━━ Available records ━━
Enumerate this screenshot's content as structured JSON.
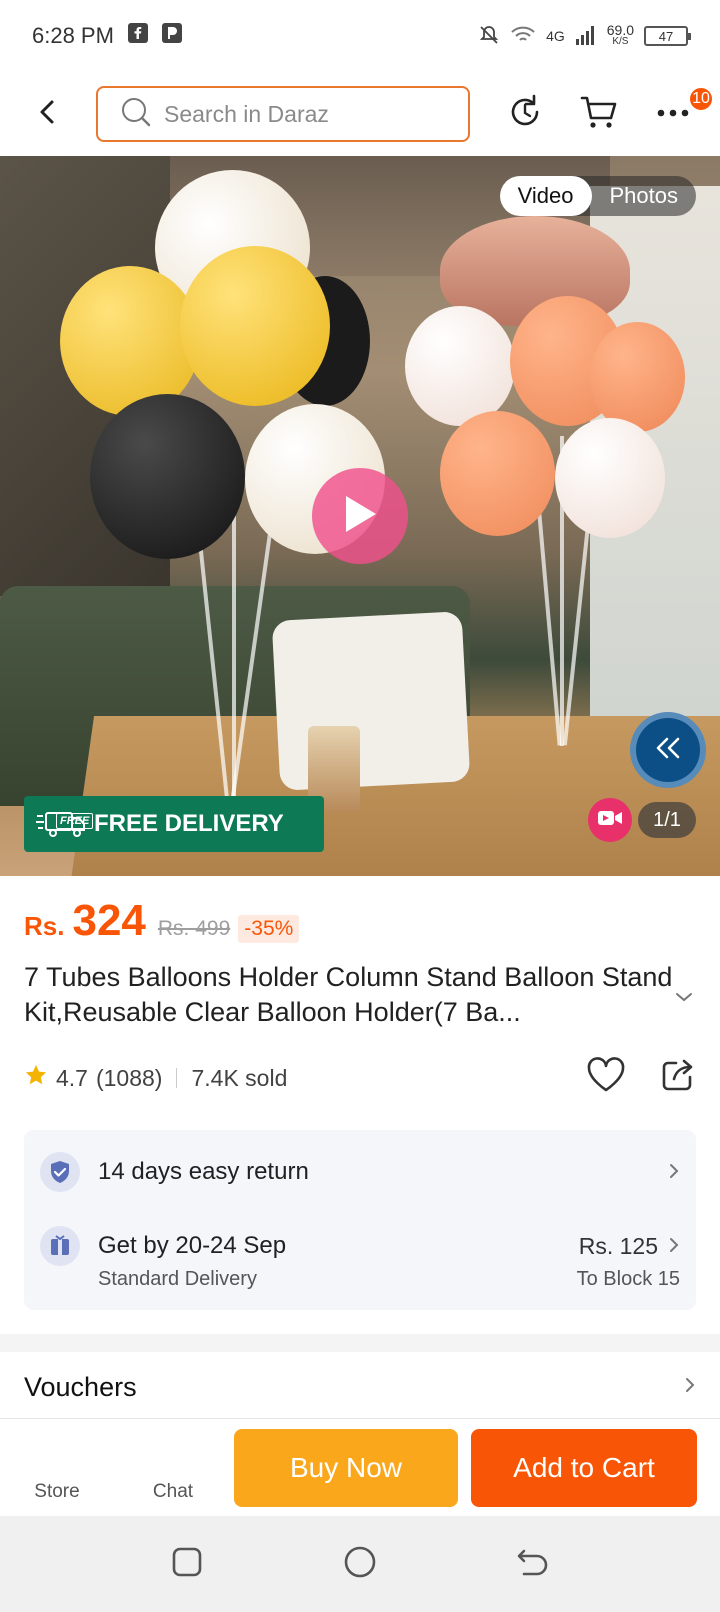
{
  "status_bar": {
    "time": "6:28 PM",
    "network": "4G",
    "speed_value": "69.0",
    "speed_unit": "K/S",
    "battery": "47",
    "icons": [
      "facebook-icon",
      "notification-app-icon",
      "mute-bell-icon",
      "wifi-icon",
      "signal-icon",
      "battery-icon"
    ]
  },
  "top_bar": {
    "search_placeholder": "Search in Daraz",
    "more_badge": "10"
  },
  "gallery": {
    "tab_video": "Video",
    "tab_photos": "Photos",
    "free_delivery": "FREE DELIVERY",
    "free_tag": "FREE",
    "counter": "1/1"
  },
  "price": {
    "currency": "Rs.",
    "value": "324",
    "original": "Rs. 499",
    "discount": "-35%"
  },
  "product": {
    "title": "7 Tubes Balloons Holder Column Stand Balloon Stand Kit,Reusable Clear Balloon Holder(7 Ba...",
    "rating": "4.7",
    "review_count": "(1088)",
    "sold": "7.4K sold"
  },
  "services": {
    "return_text": "14 days easy return",
    "delivery_text": "Get by 20-24 Sep",
    "delivery_sub": "Standard Delivery",
    "delivery_fee": "Rs. 125",
    "delivery_location": "To Block 15"
  },
  "vouchers": {
    "title": "Vouchers"
  },
  "bottom_bar": {
    "store_label": "Store",
    "chat_label": "Chat",
    "buy_now": "Buy Now",
    "add_to_cart": "Add to Cart"
  },
  "colors": {
    "accent": "#f85606",
    "buy_now": "#fba71b",
    "free_delivery": "#0e7a55",
    "search_border": "#e8782e"
  }
}
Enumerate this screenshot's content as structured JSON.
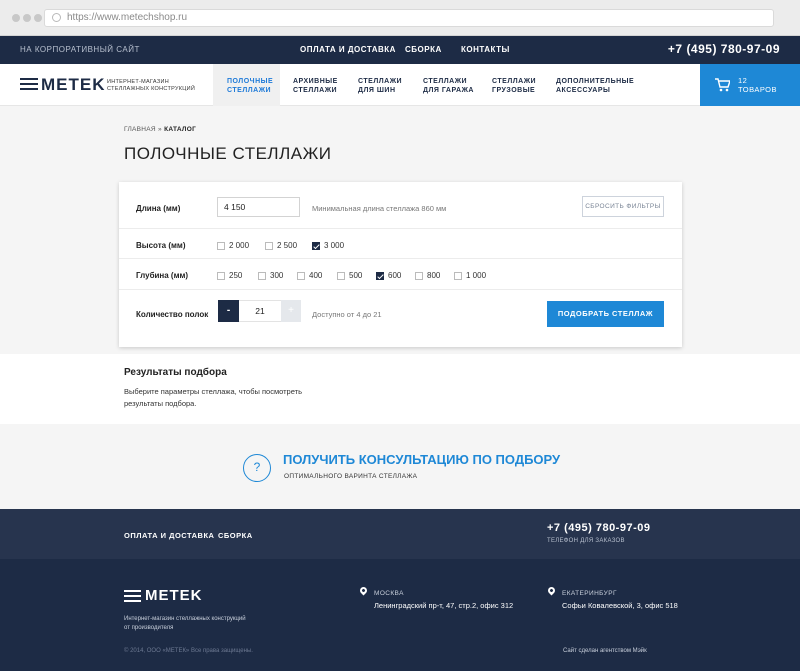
{
  "browser": {
    "url": "https://www.metechshop.ru"
  },
  "topbar": {
    "corporate": "НА КОРПОРАТИВНЫЙ САЙТ",
    "nav": [
      "ОПЛАТА И ДОСТАВКА",
      "СБОРКА",
      "КОНТАКТЫ"
    ],
    "phone": "+7 (495) 780-97-09"
  },
  "header": {
    "logo": "METEK",
    "tagline_1": "ИНТЕРНЕТ-МАГАЗИН",
    "tagline_2": "СТЕЛЛАЖНЫХ КОНСТРУКЦИЙ",
    "nav": [
      {
        "line1": "ПОЛОЧНЫЕ",
        "line2": "СТЕЛЛАЖИ",
        "active": true
      },
      {
        "line1": "АРХИВНЫЕ",
        "line2": "СТЕЛЛАЖИ",
        "active": false
      },
      {
        "line1": "СТЕЛЛАЖИ",
        "line2": "ДЛЯ ШИН",
        "active": false
      },
      {
        "line1": "СТЕЛЛАЖИ",
        "line2": "ДЛЯ ГАРАЖА",
        "active": false
      },
      {
        "line1": "СТЕЛЛАЖИ",
        "line2": "ГРУЗОВЫЕ",
        "active": false
      },
      {
        "line1": "ДОПОЛНИТЕЛЬНЫЕ",
        "line2": "АКСЕССУАРЫ",
        "active": false
      }
    ],
    "cart": {
      "count": "12",
      "label": "ТОВАРОВ"
    }
  },
  "breadcrumb": {
    "home": "ГЛАВНАЯ",
    "separator": "»",
    "current": "КАТАЛОГ"
  },
  "page_title": "ПОЛОЧНЫЕ СТЕЛЛАЖИ",
  "filter": {
    "length": {
      "label": "Длина (мм)",
      "value": "4 150",
      "hint": "Минимальная длина стеллажа 860 мм"
    },
    "reset_label": "СБРОСИТЬ ФИЛЬТРЫ",
    "height": {
      "label": "Высота (мм)",
      "options": [
        {
          "value": "2 000",
          "checked": false
        },
        {
          "value": "2 500",
          "checked": false
        },
        {
          "value": "3 000",
          "checked": true
        }
      ]
    },
    "depth": {
      "label": "Глубина (мм)",
      "options": [
        {
          "value": "250",
          "checked": false
        },
        {
          "value": "300",
          "checked": false
        },
        {
          "value": "400",
          "checked": false
        },
        {
          "value": "500",
          "checked": false
        },
        {
          "value": "600",
          "checked": true
        },
        {
          "value": "800",
          "checked": false
        },
        {
          "value": "1 000",
          "checked": false
        }
      ]
    },
    "shelves": {
      "label": "Количество полок",
      "minus": "-",
      "value": "21",
      "plus": "+",
      "hint": "Доступно от 4 до 21"
    },
    "submit_label": "ПОДОБРАТЬ СТЕЛЛАЖ"
  },
  "results": {
    "title": "Результаты подбора",
    "text": "Выберите параметры стеллажа, чтобы посмотреть результаты подбора."
  },
  "consult": {
    "icon_glyph": "?",
    "title": "ПОЛУЧИТЬ КОНСУЛЬТАЦИЮ ПО ПОДБОРУ",
    "subtitle": "ОПТИМАЛЬНОГО ВАРИНТА СТЕЛЛАЖА"
  },
  "footer": {
    "nav": [
      "ОПЛАТА И ДОСТАВКА",
      "СБОРКА"
    ],
    "phone": "+7 (495) 780-97-09",
    "phone_label": "ТЕЛЕФОН ДЛЯ ЗАКАЗОВ",
    "logo": "METEK",
    "tagline_1": "Интернет-магазин стеллажных конструкций",
    "tagline_2": "от производителя",
    "copyright": "© 2014, ООО «МЕТЕК» Все права защищены.",
    "offices": [
      {
        "city": "МОСКВА",
        "address": "Ленинградский пр-т, 47, стр.2, офис 312"
      },
      {
        "city": "ЕКАТЕРИНБУРГ",
        "address": "Софьи Ковалевской, 3, офис 518"
      }
    ],
    "credit": "Сайт сделан агентством Мэйк"
  },
  "colors": {
    "navy": "#1d2b45",
    "accent": "#1e88d6",
    "bg_gray": "#f5f5f5"
  }
}
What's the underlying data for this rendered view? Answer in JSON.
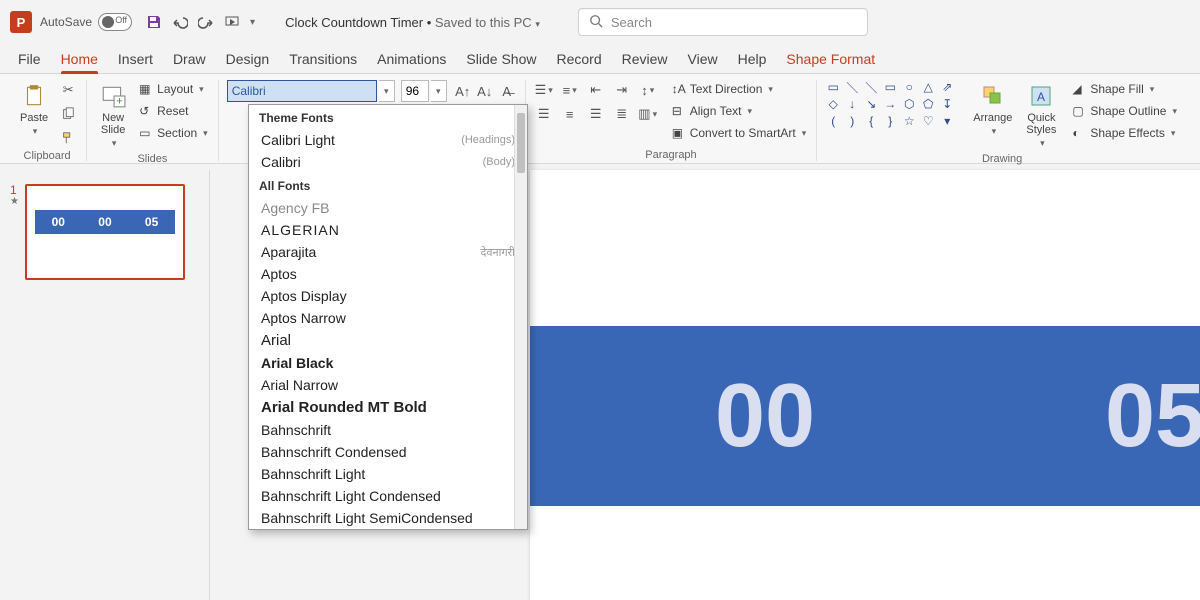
{
  "titlebar": {
    "autosave_label": "AutoSave",
    "autosave_state": "Off",
    "doc_name": "Clock Countdown Timer",
    "saved_status": "Saved to this PC",
    "search_placeholder": "Search"
  },
  "tabs": [
    "File",
    "Home",
    "Insert",
    "Draw",
    "Design",
    "Transitions",
    "Animations",
    "Slide Show",
    "Record",
    "Review",
    "View",
    "Help",
    "Shape Format"
  ],
  "active_tab": "Home",
  "ribbon": {
    "clipboard": {
      "label": "Clipboard",
      "paste": "Paste"
    },
    "slides": {
      "label": "Slides",
      "new_slide": "New\nSlide",
      "layout": "Layout",
      "reset": "Reset",
      "section": "Section"
    },
    "font_value": "Calibri",
    "size_value": "96",
    "paragraph": {
      "label": "Paragraph",
      "text_direction": "Text Direction",
      "align_text": "Align Text",
      "convert": "Convert to SmartArt"
    },
    "drawing": {
      "label": "Drawing",
      "arrange": "Arrange",
      "quick_styles": "Quick\nStyles",
      "shape_fill": "Shape Fill",
      "shape_outline": "Shape Outline",
      "shape_effects": "Shape Effects"
    }
  },
  "font_dropdown": {
    "theme_header": "Theme Fonts",
    "theme_items": [
      {
        "name": "Calibri Light",
        "tag": "(Headings)",
        "cls": "f-light"
      },
      {
        "name": "Calibri",
        "tag": "(Body)",
        "cls": "f-body"
      }
    ],
    "all_header": "All Fonts",
    "all_items": [
      {
        "name": "Agency FB",
        "cls": "f-agency"
      },
      {
        "name": "ALGERIAN",
        "cls": "f-algerian"
      },
      {
        "name": "Aparajita",
        "tag": "देवनागरी",
        "cls": ""
      },
      {
        "name": "Aptos",
        "cls": ""
      },
      {
        "name": "Aptos Display",
        "cls": ""
      },
      {
        "name": "Aptos Narrow",
        "cls": ""
      },
      {
        "name": "Arial",
        "cls": "f-arial"
      },
      {
        "name": "Arial Black",
        "cls": "f-arialb"
      },
      {
        "name": "Arial Narrow",
        "cls": "f-arialn"
      },
      {
        "name": "Arial Rounded MT Bold",
        "cls": "f-arialr"
      },
      {
        "name": "Bahnschrift",
        "cls": "f-bahn"
      },
      {
        "name": "Bahnschrift Condensed",
        "cls": "f-bahnc"
      },
      {
        "name": "Bahnschrift Light",
        "cls": "f-bahnl"
      },
      {
        "name": "Bahnschrift Light Condensed",
        "cls": "f-bahnc"
      },
      {
        "name": "Bahnschrift Light SemiCondensed",
        "cls": "f-bahnl"
      }
    ]
  },
  "slide": {
    "number": "1",
    "values": [
      "00",
      "00",
      "05"
    ]
  }
}
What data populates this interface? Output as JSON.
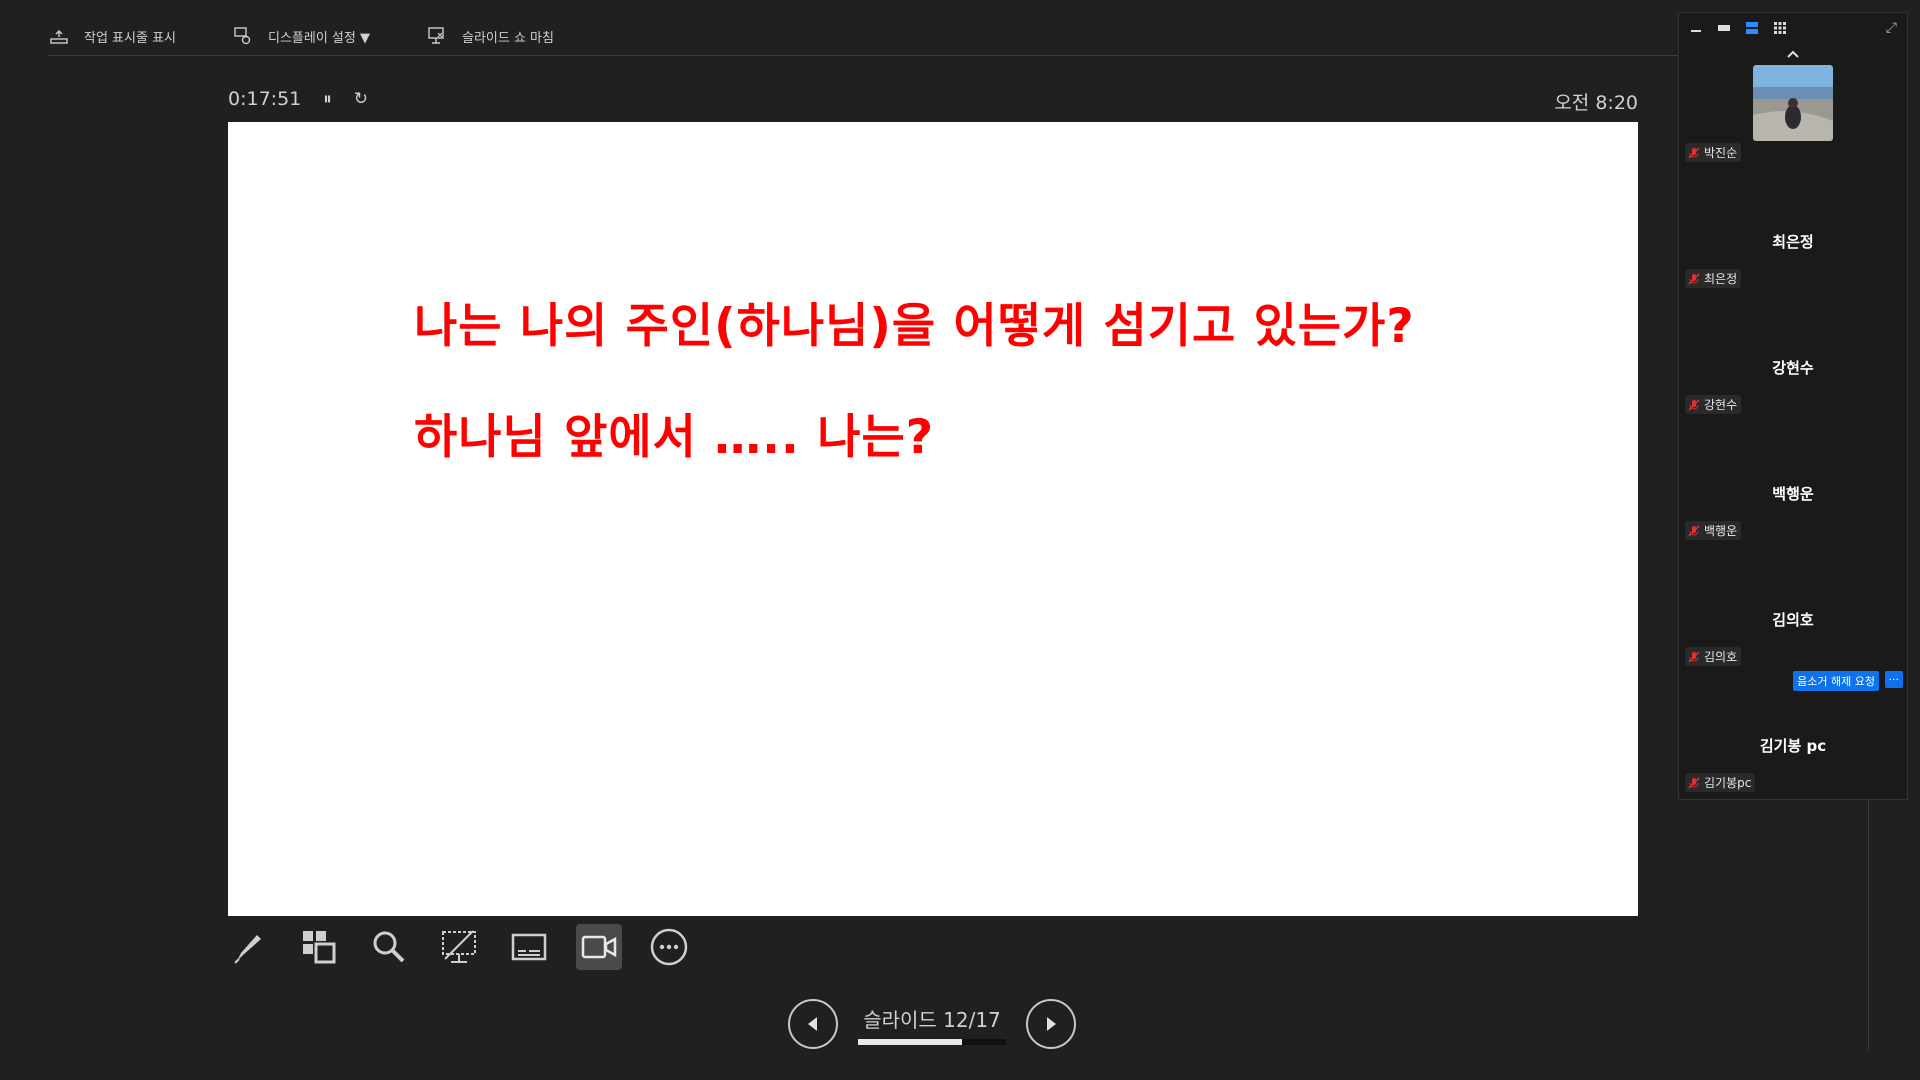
{
  "toolbar": {
    "show_taskbar": "작업 표시줄 표시",
    "display_settings": "디스플레이 설정 ▼",
    "end_slideshow": "슬라이드 쇼 마침"
  },
  "timer": {
    "elapsed": "0:17:51",
    "pause": "⏸",
    "reset": "↻"
  },
  "clock": "오전 8:20",
  "slide": {
    "line1": "나는 나의 주인(하나님)을 어떻게 섬기고 있는가?",
    "line2": "하나님 앞에서 ….. 나는?"
  },
  "tools": [
    "pen-icon",
    "slides-grid-icon",
    "zoom-icon",
    "laser-pointer-icon",
    "subtitles-icon",
    "camera-icon",
    "more-options-icon"
  ],
  "navigation": {
    "label": "슬라이드 12/17",
    "current": 12,
    "total": 17
  },
  "panel": {
    "participants": [
      {
        "display": "",
        "tag": "박진순",
        "has_video": true
      },
      {
        "display": "최은정",
        "tag": "최은정"
      },
      {
        "display": "강현수",
        "tag": "강현수"
      },
      {
        "display": "백행운",
        "tag": "백행운"
      },
      {
        "display": "김의호",
        "tag": "김의호",
        "request": "음소거 해제 요청",
        "more": "···"
      },
      {
        "display": "김기봉 pc",
        "tag": "김기봉pc"
      }
    ]
  },
  "colors": {
    "slide_text": "#ff0000",
    "accent_blue": "#0e72ed",
    "background": "#202020"
  }
}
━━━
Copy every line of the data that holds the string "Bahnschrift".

        "name": "Bahnschrift",
        "name": "Bahnschrift Condensed",
        "name": "Bahnschrift Light",
        "name": "Bahnschrift Light Condensed",
        "name": "Bahnschrift Light SemiCondensed",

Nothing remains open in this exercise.